Usability assurance

From Wikipedia, the free encyclopedia
Jump to: navigation, search

Usability assurance is the application of usability engineering practices, intended to maximize the user's productivity and satisfaction, and to mitigate the risks of use errors. [1]

The goals of usability assurance are to maximize the system utility (usefulness) and to minimize the operational risks.

The engineering practices applied in usability assurance are procedures used in the design and development of interactive systems.

Practices of usability assurance[edit]

Usability assurance is conducted throughout the development cycle, by iterating interaction design, validation and feedback:

  • At the design stage, it is based on methodologies and practices for:
  • Anticipating how users may behave when using the product or the service (as opposed to assessment of how users should behave, according to the opinion of the product and service developer).
  • Designing the user interface to ensure seamless interaction with the product. An example of a methodology for usability assurance by design is presented in Dustin et al. (2001).[2]

Common practices for interaction design include user-centered design, persona, activity-oriented design, scenario-based design, resiliency design and various kinds of prototyping.

  • At the validation stage, it consists of methodologies and practices for verifying that the users behave as intended and that the user interface responds gracefully in cases of deviations from the designers’ intention.

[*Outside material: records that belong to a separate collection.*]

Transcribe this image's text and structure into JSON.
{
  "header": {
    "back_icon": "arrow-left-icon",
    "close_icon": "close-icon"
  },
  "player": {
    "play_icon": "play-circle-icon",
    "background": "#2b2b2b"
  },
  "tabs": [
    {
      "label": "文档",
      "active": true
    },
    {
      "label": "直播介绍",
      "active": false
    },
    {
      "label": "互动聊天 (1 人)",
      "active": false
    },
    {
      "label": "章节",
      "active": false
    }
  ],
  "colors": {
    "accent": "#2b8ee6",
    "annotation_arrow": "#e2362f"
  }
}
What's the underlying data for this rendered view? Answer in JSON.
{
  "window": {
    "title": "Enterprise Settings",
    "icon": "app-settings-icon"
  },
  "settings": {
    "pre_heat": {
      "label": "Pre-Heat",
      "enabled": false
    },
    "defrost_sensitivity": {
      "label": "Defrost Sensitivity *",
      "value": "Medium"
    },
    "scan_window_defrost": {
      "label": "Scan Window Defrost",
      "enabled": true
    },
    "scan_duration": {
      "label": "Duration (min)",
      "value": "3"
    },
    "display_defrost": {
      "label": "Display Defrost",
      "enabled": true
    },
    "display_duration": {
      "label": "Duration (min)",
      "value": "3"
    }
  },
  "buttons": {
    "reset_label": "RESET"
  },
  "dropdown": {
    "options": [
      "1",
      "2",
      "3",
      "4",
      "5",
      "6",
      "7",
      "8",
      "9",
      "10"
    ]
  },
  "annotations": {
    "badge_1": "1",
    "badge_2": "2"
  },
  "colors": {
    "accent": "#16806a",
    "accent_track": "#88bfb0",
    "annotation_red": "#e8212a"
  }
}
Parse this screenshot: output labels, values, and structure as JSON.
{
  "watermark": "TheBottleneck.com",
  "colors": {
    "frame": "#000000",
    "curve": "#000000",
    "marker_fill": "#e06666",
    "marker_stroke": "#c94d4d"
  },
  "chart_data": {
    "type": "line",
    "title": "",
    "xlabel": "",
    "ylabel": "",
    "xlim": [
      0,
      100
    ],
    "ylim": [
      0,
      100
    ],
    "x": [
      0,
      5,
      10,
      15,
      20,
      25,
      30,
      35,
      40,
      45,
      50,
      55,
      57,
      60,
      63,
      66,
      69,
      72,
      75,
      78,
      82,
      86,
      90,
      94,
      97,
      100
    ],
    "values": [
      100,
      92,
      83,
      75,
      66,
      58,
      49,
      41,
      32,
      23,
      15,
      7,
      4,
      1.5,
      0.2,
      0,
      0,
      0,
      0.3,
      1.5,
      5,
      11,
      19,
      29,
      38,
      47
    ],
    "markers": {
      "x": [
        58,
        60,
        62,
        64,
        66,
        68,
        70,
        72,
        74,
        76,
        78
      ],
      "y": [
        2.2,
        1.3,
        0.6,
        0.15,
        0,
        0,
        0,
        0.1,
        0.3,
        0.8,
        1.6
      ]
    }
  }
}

An example of a book presenting common testing practices is the one by Duma and Redish (1999).[3]

Common practices for usability validation include virtual testing based on models of the interaction, and testing with users (notably, opinion questionnaires, usability testing) and activity analysis.

  • Common practices for getting feedback include off-line and integrated feedback questionnaires and on-going activity control.


  1. ^ [1] Harel, Kenett and Ruggeri, Modeling web usability diagnostics on the basis of usage statistics
  2. ^ Dustin, E., Rashka, J., and McDiarmid, D., (2001). Quality Web Systems: Performance, Security, and Usability. Addison-Wesley, Reading, MA.
  3. ^ Duma, J.S. and Redish, J.C. (1999). A Practical Guide to Usability Testing. Intellect Ltd, Bristol, UK.